I’ve liked these birds for as long as I can remember. As a child I’d scan the shoreline hoping to see one flying low over the sea or popping up like a dart after what seemed an inordinate amount of time under the water.
In some parts of Norway cormorants are a sign of good luck and folklore also suggests people lost at sea may return to their former homes in the shape of a cormorant. In the epic tale of Ulysses, a sea nymph disguised herself as a cormorant and offered him a float when the mast of his raft was smashed in a storm. Ulysses swam safely ashore. Like other animals cormorants have been persecuted by ill-informed humans who thought the birds took too many fish. Fortunately our ignorance hasn’t served to make them all extinct. In Japan and China cormorants were kept by fisherman who realised the birds could help in their endeavours; the fishermen kept the largest fish while the cormorant was allowed to eat the smaller ones.

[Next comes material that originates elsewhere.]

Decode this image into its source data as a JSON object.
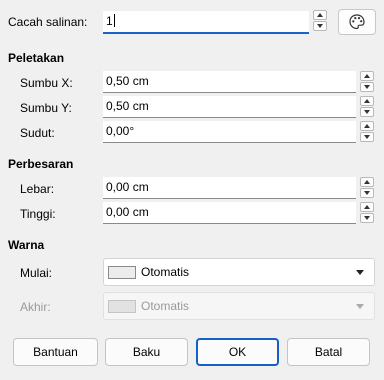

Cormorants are still one of my favourite seabirds and this rock in Bideford bay is a popular resting place for them. They sit here uninterrupted with waves crashing around them as they wait for their plumage to dry.